"Essential repairs" have included almost complete rebuilding with stronger supports and track girders, as well as replacement of trains, its newest being articulated and very swish.
Stations have been improved or rebuilt as has the signalling system.
Until August 2019, the Schwebebahn used block signalling like other light- and heavy rail systems. Signals with red, green and yellow lights, present at every station, signalled the driver if the next block, usually continuing until the next station, was free or not. The yellow aspect was mostly used to warn about construction work ahead, while a blinking red light warned about more severe problems.

Today, the Schwebebahn uses the European Train Control System, allowing for shorter distances between trains.

One heritage unit remains ...
Wilhelm II and his consort Auguste Viktoria themselves rode the suspension railway on 24 October 1900, on an imperial trial run from Döppersberg to Vohwinkel. How fortunate that Carriage No. 5 has been preserved for posterity.

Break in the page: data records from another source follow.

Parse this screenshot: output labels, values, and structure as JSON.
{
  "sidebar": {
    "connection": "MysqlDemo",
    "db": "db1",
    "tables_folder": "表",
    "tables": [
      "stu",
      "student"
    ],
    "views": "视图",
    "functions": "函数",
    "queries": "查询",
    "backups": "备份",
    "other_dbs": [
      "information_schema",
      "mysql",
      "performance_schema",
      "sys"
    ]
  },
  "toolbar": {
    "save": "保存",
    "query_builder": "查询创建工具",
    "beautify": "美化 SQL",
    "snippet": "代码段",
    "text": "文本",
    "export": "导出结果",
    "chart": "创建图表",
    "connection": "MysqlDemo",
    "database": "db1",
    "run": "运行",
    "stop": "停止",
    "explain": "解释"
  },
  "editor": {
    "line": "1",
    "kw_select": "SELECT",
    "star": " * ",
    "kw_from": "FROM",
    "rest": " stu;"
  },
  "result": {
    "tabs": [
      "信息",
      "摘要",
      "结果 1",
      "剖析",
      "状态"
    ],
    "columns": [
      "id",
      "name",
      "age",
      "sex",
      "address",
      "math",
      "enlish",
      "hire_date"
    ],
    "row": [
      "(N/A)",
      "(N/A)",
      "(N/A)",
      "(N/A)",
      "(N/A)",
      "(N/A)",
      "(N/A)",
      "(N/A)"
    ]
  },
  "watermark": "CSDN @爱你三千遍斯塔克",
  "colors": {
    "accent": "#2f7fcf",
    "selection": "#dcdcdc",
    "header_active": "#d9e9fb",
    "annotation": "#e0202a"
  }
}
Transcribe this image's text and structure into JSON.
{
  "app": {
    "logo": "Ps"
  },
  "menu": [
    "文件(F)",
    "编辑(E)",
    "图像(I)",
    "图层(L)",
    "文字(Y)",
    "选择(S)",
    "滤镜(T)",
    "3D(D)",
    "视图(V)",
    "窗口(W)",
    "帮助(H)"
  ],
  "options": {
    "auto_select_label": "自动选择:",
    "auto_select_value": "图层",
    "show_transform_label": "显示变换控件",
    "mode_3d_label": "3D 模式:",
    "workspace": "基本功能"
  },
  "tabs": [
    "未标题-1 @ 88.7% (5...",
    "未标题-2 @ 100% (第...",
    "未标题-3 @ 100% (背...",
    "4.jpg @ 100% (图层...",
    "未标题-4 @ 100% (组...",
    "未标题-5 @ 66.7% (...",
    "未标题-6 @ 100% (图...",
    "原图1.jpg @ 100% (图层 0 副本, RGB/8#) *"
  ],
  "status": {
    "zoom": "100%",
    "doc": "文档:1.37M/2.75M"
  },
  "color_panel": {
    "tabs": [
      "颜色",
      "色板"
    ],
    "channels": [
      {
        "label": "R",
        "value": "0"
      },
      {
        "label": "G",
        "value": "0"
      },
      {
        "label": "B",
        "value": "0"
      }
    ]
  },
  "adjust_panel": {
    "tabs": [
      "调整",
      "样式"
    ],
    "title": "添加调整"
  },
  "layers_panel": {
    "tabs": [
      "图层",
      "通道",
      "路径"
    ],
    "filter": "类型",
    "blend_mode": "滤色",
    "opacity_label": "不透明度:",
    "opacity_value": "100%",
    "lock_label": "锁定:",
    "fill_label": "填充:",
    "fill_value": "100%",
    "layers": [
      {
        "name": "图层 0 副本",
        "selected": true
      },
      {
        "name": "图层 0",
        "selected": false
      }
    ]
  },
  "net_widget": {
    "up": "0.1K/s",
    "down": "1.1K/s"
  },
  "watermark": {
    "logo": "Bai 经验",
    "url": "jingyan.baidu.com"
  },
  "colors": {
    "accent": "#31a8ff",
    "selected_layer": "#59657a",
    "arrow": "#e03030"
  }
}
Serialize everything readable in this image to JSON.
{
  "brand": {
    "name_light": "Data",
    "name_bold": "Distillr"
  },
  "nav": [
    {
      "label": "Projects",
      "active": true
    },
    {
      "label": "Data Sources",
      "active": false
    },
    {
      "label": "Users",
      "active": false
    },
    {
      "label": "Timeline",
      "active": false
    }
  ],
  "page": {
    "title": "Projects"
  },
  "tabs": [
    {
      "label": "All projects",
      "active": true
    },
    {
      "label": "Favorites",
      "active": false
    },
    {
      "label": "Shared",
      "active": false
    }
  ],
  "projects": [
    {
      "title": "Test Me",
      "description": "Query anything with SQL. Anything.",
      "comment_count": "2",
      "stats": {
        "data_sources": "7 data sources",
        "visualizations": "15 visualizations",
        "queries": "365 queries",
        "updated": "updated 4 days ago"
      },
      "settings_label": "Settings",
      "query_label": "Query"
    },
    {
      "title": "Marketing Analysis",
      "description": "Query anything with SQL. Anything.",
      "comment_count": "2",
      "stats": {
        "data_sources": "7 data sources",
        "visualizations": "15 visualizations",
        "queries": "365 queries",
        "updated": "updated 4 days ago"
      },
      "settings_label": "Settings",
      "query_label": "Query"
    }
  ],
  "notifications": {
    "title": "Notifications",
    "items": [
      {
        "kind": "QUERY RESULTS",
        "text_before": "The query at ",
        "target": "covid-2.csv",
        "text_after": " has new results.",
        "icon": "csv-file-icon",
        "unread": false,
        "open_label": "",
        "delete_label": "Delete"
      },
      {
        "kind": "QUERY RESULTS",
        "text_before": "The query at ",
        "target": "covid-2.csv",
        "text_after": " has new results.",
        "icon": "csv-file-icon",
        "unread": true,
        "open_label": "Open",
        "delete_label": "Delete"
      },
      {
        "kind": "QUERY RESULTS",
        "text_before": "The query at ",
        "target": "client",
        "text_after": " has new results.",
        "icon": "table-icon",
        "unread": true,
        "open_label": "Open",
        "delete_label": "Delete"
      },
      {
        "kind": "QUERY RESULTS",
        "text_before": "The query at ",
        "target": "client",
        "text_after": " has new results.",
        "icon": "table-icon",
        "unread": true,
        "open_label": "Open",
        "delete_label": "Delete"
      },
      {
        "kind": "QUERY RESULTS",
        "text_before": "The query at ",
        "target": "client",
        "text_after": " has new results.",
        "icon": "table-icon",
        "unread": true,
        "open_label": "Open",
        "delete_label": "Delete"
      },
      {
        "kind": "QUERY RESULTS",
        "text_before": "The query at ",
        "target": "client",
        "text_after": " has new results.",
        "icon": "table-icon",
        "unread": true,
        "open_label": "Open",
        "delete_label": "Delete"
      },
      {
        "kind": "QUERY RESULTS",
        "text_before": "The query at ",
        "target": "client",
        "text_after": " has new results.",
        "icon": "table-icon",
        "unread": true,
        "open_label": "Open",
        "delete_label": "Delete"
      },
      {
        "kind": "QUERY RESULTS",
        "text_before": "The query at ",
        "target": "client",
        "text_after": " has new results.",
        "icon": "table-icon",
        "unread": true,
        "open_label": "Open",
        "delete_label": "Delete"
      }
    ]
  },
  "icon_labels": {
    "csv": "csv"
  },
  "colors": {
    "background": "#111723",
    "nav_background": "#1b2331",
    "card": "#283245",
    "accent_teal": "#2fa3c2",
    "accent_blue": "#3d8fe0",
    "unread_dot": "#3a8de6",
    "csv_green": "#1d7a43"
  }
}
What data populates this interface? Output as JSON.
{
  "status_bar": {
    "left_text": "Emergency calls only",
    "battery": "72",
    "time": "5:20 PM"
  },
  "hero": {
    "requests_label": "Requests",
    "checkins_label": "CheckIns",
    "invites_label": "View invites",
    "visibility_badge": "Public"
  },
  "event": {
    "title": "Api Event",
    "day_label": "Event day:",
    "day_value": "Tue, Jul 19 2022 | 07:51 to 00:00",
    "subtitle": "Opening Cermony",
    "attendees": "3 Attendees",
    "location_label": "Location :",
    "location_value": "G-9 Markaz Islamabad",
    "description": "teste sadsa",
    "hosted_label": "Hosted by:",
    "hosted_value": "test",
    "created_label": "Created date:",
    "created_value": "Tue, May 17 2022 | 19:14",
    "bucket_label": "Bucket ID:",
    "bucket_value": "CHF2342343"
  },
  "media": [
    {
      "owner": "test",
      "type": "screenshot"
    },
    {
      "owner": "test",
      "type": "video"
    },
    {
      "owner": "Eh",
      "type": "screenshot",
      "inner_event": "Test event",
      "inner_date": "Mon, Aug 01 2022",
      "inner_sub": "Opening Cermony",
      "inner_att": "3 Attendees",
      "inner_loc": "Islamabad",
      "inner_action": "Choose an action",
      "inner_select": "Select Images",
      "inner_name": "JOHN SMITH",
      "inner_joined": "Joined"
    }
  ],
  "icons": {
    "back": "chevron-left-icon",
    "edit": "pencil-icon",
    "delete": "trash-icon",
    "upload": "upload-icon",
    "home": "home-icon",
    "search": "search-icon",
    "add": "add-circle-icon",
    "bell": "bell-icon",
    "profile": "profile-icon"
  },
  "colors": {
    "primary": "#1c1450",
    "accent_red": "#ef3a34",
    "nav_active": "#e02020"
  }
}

The nostalgic Imperial Carriage is now available for you and your festivities. Glide imperially with your guests over the Wupper river - an unforgettable experience! There are enough occasions for festivities in the Imperial Carriage: birthdays, anniversaries, engagements, stag parties or weddings...
... or for a delicate afternoon tea! Yummy!
To hire the tram-train (Dangelbahn) for a round trip costs €513 and fbb guesses that tea and buns are extra.

At least one company will sell you a souvenir of the Keiserwagen.
Zum 100. Jubiläum der Wuppertaler Schwebebahn im Jahr 2001 wurde in unserem Atelier ein limitiertes Schwebebahncollier entworfen, dass in 925/- und 585/- Gelbgold gefertigt wurde. Beide Varianten waren schnell vergriffen, die Nachfrage aber nach wie vor groß. Anders als so mancher Uhrenhersteller, der in diesem Fall die Farbe eines Zeigers geändert hätte, entschieden wir uns für ein völlig neues Design. Der "neue" Kaiserwagen wurde etwas kräftiger, schwerer und wertiger.

Als nicht-limitierte Edition ist das Collier bei uns ab € 59.- erhältlich.

At each end of the line there is a substantial depot ...
... which includes a sharp turning loop as the units are single ended.
A superb system, but fbb can hear his mother saying "You'll not get me up in that thing, dangling there over a river - it can't be safe!"  She was, as was said at the time, "of nervous disposition". But the line has been remarkably accident free with two notable exceptions. One involved tragedy and one came close.

And it all began in Cheshunt, Hertforshire.

 The Tale of Tuffi blog : Thursday 9th January 


  1. Andrew Kleissner8 January 2020 at 09:12

    Has anyone mentioned Britain's own Schwebenbahn, the George Bennie Monorail? Unlike the Wuppertal system it was propeller driven and had a bottom stabilising rail - which made the supporting gantries even uglier! The carriage however was lovely!

  2. I spent a week in the Ruhr in the mid 1980s and visited the Schwebebahn. Then there was a timetable curiosity in that half the service turned at the Zoo on Sunday mornings. There was no loop so how do you turn the cars? Simple, a turntable to swing the entire car from one track to the other. At the Vohwinkel end the street was built after the SB which ran through open country at first. Also at Vohwinkel the Solingen Trolleybuses ran under the SB with the overhead suspended from it. If you travelled by TB through Solingen to Burg An Der Wupper the terminus was an electric trolleybus turntable which could take articulated TBs.
    Alas, it has all gone now, Zoo station has been rebuilt, the TBs turned short at Vohwinkel and at Burg battery power takes them across the bridge into the village. Orogress I suppose, but not so much fun.

    Alan Simpkins (another retired bus man)